The domestic partner's grandmother's 95th birthday was quite lovely this weekend. There was a private party in a charming little café just outside of Dayton, and friends and family from across the country were there to help celebrate.
And did I mention the food? It was delicious. In fact, it was so delicious that it prompted me to violate almost all the I'm-40-now-so-I-should-develop-responsible-eating-habits eating habits I'd been adhering to for almost two weeks.
And when it came time to bring out her cake, there was a surprise cake right behind it. Her lovely family—who actually scheduled their matriarch's 95th birthday party so it wouldn't conflict with my 40th birthday party the week before even though I've been making googly eyes with their adorable gay grandson for only a year and a half—also bought me a cake and had me share the spotlight for a brief part of the evening. And the cake they bought me was way more delicious than that boiled piece of crap I called a cake at my party. Behold their cake's chocolaty awesomeness:

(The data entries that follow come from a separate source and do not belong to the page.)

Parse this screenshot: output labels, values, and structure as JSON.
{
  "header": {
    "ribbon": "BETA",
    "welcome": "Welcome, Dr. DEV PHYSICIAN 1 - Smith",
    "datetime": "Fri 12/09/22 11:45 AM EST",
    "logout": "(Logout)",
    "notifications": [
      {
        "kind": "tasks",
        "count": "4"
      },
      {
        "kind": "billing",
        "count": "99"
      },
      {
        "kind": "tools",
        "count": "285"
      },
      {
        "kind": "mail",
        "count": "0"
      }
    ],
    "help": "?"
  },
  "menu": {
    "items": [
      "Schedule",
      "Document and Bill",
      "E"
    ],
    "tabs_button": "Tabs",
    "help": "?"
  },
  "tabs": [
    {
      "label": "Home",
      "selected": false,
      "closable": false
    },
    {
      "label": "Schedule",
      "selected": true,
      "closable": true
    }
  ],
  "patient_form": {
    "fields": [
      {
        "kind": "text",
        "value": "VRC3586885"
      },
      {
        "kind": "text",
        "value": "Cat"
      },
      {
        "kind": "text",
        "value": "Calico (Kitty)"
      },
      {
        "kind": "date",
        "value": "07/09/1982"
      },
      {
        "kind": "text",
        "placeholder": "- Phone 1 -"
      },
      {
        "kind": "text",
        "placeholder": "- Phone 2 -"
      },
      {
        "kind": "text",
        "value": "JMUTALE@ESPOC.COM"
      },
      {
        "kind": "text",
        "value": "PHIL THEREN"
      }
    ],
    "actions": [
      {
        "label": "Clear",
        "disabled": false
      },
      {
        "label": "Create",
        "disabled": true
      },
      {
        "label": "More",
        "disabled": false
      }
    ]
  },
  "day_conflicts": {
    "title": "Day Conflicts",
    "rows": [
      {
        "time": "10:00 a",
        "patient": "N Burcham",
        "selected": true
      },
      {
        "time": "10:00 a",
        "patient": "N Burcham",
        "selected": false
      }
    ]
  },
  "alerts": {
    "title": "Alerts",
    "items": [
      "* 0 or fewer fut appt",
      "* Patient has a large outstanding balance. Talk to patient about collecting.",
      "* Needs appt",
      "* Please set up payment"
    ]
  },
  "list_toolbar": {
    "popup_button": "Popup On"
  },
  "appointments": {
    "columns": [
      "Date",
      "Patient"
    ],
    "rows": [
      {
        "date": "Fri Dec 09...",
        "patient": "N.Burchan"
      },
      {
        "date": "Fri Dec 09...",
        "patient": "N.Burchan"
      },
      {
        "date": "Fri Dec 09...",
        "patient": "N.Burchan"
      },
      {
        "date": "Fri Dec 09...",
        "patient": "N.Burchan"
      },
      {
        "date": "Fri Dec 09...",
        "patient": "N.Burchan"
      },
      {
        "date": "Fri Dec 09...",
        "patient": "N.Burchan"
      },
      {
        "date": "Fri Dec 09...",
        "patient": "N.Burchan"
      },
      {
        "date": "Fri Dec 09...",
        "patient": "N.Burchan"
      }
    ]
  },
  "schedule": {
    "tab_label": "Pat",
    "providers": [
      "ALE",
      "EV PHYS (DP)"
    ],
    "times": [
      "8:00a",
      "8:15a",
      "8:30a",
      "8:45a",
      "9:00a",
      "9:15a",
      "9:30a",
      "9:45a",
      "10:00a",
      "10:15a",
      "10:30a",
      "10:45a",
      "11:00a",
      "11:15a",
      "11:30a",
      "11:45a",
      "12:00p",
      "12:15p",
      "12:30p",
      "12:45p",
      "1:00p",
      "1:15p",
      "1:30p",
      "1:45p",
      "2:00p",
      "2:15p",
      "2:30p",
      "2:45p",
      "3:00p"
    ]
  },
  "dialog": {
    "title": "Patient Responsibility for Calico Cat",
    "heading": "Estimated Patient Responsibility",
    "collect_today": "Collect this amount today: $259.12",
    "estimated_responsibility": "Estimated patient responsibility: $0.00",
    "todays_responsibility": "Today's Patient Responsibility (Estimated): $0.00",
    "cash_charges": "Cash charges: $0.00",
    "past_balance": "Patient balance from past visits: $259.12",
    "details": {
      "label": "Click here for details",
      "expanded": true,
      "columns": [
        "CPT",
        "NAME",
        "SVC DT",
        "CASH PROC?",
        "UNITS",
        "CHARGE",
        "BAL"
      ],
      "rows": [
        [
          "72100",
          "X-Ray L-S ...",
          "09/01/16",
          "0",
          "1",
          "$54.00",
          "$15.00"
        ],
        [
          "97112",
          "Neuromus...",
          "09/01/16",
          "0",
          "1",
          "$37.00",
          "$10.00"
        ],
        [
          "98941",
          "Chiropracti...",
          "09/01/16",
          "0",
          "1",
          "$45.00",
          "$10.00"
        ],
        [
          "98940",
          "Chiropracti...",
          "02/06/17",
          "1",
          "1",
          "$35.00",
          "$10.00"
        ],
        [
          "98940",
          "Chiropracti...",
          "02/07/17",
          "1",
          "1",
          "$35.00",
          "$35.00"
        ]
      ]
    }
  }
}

After we were all packed full of the deliciousness of cake, the grandmother opened her presents. (The domestic partner and I got her DVDs of some old Hollywood musicals. Because that's the kind of stuff we're contractually obligated to give.) Then she started asking people in the room to make little speeches. Which was nice because she was asking the people closest to her who'd known her the longest, and they had some lovely stories about their lives and the role she'd played in them.

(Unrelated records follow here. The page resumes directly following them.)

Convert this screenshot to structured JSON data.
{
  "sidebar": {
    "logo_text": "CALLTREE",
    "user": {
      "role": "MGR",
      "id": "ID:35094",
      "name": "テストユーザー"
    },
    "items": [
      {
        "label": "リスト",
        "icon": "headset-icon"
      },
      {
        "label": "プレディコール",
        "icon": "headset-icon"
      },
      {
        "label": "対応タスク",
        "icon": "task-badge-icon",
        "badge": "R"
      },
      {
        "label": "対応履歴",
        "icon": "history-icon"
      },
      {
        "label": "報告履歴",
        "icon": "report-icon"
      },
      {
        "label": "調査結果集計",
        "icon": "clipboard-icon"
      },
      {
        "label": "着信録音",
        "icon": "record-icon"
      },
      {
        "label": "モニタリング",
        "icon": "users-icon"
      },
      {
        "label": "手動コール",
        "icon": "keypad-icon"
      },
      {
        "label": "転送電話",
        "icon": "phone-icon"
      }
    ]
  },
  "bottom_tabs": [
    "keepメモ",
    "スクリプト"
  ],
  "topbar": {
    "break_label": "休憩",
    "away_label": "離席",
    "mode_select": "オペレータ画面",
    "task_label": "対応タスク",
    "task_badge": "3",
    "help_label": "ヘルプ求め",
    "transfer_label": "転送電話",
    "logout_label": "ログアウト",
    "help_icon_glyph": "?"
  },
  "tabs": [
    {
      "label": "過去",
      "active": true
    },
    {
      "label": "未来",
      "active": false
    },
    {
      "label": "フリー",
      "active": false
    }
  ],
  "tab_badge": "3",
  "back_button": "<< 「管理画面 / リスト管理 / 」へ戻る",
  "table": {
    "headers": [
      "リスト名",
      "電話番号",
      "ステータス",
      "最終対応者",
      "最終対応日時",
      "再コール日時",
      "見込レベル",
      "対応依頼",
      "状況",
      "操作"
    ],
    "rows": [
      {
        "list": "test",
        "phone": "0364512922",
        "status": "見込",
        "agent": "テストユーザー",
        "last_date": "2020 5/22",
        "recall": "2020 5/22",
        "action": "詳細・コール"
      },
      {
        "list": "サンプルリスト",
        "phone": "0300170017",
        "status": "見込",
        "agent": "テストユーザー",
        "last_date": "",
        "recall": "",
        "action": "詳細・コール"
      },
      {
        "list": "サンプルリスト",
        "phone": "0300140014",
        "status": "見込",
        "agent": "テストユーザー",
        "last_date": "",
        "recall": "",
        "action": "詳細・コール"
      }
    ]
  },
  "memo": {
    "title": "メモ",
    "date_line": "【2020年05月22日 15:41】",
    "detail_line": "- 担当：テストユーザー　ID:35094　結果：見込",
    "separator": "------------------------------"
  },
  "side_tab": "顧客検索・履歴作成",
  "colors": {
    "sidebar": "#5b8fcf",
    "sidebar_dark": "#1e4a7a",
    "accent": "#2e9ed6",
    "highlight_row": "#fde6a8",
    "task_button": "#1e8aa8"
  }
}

Then she started asking a wider circle of people to speak. And they did. And I started getting nervous that she'd work her way down the family org chart and eventually ask me—the big ol' gay and relatively new domestic partner of the big ol' gay grandson—to say something. Which of course she eventually did. I was the last one she asked. I was already feeling very conspicuous having just shared her spotlight at cake time, and now I had to be the closing act to the floor show. But I did have a few warm memories to share and an observation about the love her family clearly has for her. And it all seemed to go over well.
That night, a bunch of us young-uns went to the karaoke bar at our hotel to enjoy the pitchy vocal stylings of ... um ... whoever all those people are who are clearly singing at that bar every night. I am not a fan of karaoke for many reasons: mostly because I firmly believe nobody sounds good on karaoke. Also because on the rare occasions I get up to sing karaoke, I will only perform selections from my personal karaoke repertoire, which is: Elvis Presley's In the Ghetto. (Don't you just love that song? It's absolutely grotesque in its tackiness! But it has a message! So it makes the world a better place! Plus it has backup singers!) But not many karaoke libraries feature my signature song, so there is practically no chance I'll be lending my pitchy vocal stylings to a karaoke bar near you.
And his mama cries ...